I am standing for RCGP president because I believe in general practice and it is now in a worse place than I can ever remember during my thirty plus years as a GP. The working day has become undoable. Nothing short of a radical overhaul will get us back on our feet. Three steps are required.
The first will be a complete rethink at every level, from training to retirement, about how we regenerate the principles of the family doctor providing personal care and continuity as well as the level of access and extended service that is now being asked of us.
It will require an almighty black eye in a dysfunctional and hypocritical system that has cut general practice’s share of the NHS budget by 25%, while talking about a primary care-led NHS.

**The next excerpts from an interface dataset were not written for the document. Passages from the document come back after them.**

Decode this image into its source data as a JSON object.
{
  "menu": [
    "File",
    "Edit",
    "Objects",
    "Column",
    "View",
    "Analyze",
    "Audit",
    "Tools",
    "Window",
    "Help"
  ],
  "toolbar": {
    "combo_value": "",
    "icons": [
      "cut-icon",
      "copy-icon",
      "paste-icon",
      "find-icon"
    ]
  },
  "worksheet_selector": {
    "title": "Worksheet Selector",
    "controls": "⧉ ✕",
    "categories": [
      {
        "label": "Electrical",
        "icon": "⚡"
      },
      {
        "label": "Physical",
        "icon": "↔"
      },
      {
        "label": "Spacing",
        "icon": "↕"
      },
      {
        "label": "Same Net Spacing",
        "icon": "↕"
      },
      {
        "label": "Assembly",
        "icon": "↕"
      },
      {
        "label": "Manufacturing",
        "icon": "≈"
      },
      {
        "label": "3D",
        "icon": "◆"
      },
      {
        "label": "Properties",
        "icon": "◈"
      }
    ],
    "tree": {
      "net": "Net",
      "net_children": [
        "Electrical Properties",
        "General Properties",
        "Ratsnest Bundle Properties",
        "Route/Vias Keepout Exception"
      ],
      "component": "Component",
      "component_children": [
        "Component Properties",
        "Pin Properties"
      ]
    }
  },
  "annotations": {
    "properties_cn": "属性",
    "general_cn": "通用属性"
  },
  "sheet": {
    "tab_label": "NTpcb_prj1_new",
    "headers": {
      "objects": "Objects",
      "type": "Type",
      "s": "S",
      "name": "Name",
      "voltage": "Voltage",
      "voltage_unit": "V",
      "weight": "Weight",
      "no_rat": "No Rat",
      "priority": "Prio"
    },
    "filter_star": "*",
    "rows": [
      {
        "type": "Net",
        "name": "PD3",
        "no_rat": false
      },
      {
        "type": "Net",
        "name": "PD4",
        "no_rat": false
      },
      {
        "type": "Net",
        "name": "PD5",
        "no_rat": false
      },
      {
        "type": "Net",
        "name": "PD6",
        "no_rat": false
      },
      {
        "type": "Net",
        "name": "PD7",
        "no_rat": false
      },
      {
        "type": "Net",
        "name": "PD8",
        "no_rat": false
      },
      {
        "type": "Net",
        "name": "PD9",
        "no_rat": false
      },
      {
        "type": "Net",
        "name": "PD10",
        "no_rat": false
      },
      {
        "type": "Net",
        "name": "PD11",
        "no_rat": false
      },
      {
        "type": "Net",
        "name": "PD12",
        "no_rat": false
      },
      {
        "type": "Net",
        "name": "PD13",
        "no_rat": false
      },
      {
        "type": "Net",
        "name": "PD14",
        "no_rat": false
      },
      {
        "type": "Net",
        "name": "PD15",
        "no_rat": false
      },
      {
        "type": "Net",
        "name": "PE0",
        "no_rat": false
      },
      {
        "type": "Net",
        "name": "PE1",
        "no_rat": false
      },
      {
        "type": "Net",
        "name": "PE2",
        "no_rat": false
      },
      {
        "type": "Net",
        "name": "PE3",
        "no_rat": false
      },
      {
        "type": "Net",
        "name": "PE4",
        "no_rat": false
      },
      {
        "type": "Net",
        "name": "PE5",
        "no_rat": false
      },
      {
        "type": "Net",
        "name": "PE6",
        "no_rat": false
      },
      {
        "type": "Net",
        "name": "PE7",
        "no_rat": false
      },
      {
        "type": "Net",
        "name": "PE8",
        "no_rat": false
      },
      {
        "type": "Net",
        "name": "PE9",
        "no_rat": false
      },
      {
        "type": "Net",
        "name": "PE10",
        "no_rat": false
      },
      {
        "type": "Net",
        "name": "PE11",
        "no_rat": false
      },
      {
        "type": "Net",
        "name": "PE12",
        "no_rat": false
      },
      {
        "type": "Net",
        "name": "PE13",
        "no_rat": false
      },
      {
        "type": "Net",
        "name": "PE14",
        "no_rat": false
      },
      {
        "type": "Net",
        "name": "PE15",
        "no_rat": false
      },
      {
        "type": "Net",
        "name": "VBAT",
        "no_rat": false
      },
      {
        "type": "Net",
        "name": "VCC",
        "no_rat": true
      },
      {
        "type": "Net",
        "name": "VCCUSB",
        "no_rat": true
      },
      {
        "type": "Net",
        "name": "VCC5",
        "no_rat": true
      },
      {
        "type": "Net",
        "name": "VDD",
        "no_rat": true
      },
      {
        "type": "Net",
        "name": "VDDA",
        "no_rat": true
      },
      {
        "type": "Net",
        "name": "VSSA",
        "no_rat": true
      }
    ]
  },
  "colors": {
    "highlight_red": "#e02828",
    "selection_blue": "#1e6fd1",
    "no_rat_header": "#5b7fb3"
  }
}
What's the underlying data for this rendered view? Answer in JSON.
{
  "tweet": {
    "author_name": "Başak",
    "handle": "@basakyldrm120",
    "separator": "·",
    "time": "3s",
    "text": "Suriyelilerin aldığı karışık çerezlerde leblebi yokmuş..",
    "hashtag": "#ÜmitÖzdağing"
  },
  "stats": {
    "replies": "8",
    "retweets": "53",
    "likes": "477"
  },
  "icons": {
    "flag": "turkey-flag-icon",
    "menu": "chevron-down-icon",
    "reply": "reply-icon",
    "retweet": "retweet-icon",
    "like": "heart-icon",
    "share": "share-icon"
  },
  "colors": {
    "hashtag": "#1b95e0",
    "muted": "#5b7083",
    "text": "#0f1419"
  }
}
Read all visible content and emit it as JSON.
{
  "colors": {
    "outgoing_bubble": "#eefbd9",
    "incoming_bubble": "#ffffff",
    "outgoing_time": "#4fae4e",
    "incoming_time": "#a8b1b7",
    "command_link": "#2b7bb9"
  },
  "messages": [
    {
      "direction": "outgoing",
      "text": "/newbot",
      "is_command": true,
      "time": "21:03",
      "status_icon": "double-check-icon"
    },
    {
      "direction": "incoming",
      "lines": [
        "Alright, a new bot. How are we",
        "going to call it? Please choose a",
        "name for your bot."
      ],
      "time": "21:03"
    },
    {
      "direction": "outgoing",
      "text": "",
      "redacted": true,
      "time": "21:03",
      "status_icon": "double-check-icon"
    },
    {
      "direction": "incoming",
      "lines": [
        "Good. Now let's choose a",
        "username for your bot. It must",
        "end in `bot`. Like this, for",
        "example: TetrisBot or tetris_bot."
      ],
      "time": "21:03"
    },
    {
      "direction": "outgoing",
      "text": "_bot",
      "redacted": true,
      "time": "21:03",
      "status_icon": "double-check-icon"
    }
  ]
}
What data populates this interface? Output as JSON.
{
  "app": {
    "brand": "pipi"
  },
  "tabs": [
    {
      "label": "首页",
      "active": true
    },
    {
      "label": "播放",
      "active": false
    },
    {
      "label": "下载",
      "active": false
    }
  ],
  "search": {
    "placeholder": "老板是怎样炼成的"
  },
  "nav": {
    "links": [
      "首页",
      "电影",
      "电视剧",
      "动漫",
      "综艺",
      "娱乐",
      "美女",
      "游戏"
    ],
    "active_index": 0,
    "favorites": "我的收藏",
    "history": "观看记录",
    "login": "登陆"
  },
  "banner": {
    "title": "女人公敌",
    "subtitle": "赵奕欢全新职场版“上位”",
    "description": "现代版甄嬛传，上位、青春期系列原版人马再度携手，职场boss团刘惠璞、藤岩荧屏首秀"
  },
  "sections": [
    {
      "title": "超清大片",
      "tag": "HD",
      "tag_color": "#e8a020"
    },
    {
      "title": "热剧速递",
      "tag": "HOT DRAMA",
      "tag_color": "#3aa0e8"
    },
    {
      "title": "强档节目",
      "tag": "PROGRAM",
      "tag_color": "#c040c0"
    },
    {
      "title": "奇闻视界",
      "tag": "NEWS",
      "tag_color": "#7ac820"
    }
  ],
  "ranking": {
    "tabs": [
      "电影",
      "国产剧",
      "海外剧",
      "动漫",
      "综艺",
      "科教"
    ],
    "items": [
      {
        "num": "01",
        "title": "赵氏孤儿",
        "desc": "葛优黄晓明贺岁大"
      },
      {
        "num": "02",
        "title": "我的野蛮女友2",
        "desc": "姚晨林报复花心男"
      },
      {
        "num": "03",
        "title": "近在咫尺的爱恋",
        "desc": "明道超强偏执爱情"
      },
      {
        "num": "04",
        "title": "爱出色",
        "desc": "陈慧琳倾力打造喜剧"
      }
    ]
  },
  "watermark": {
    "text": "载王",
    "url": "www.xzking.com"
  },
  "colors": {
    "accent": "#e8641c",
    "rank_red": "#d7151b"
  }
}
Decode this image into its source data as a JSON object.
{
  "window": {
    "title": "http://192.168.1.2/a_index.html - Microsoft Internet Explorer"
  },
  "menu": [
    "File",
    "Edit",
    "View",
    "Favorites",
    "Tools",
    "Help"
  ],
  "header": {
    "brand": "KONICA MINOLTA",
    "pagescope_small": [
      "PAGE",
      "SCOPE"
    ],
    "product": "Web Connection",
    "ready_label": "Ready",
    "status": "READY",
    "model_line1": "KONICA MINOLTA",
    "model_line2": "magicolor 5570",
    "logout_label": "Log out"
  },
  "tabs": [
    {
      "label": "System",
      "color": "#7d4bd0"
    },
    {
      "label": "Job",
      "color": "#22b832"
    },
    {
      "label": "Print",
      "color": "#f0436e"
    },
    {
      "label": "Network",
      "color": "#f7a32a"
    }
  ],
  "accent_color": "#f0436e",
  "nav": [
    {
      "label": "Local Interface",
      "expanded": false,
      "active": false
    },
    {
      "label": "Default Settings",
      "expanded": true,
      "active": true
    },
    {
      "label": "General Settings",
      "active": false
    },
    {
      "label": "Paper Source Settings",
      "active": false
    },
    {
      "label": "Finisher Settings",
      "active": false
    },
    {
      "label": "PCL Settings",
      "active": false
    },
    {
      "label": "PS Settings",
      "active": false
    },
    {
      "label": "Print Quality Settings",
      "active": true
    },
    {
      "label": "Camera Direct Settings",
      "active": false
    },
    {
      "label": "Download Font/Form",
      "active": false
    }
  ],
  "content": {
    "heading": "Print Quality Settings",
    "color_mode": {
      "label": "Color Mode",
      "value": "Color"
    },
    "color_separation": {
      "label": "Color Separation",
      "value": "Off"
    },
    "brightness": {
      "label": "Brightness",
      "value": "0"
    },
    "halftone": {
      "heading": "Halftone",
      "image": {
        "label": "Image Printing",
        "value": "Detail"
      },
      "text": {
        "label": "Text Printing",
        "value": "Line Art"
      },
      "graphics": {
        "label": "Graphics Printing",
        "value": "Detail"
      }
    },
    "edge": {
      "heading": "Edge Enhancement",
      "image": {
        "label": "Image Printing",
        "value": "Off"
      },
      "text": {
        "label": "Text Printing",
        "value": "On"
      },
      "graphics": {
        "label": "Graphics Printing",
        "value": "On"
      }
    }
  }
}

This will need to start with training and education. Is it surprising that barely 20% of doctors want to become GPs (we need 50%), when young doctors spend only between 3% and 13% of their training in general practice and are frequently exposed to bias and whispers against GPs?
There will also need to be a fundamental overhaul of funding streams. General practice can’t move forward when it is threatened with PMS/MPIG reviews and offering extra services receives only non-recurrent funding. It is time for the system to take general practice seriously.
Nothing less than a national commission will provide the punctuation and weight now required to help general practice on its feet. The commission will need to work with the College and the profession to recreate general practice as a fulfilling career for GPs both new and seasoned. Politicians now seem to accept that this is necessary.
The second change required has to do with the image and perception of general practice.
When I chaired a conference on primary care in Birmingham last year, I was surprised to hear from GPs in the audience that one of the main causes of grief for them was the adverse publicity in the press: ‘greedy GPs’, ‘never there’, ‘don’t care’. It is so different from the headlines that general practice received in the press thirty years ago. Turning this round will require an Alistair Campbell level of aggressiveness combined with an ability to relate and convince the press at all levels. This is a challenge that I particularly relish as a frequent writer and broadcaster with credentials extending from having been president of the Health Writers’ Guild to a columnist on SHE Magazine.
My third ambition is about respect and status. If I type ‘Royal College’ into Google, I get the choice of surgeons, physicians, psychiatrists or nursing but not general practitioners.
As the College with the most members and with general practice being essential to future NHS sustainability, I want to see the Royal College of General Practitioners at the top of such a list. Recently, two of my elderly patients said to me in surgery: ‘Dr Dixon – we have decided you are so good that they really should make you a consultant’.
General practice has been rightly described as the most difficult job in medicine. I believe that it is and it is the most difficult to do well. It is also now at the centre of the NHS with our new roles as extended providers and commissioners. As RCGP president, I will help end this secondary care centric system that elevates specialists over generalists as the ‘senior service’.
I am an outsider in the presidential race though I have written three books and published a range of original research. My credentials are much more to do with my political and media experience and trying to connect these with my continuing role as a frontline GP.
My motivation is that I am not prepared to leave general practice a worst place than when I joined. I am fired by my two GP children and hearing many young doctors, in particular, who are feeling the pain of the disgraceful way that general practice has been treated over the past ten years. I believe that the unconditional support of a determined outsider working ‘inside’ may be exactly what general practice and the College need at this time.
Dr Michael Dixon is a GP in Devon, chair of the NHS Alliance and also sits on the board of NHS Clinical Commissioners.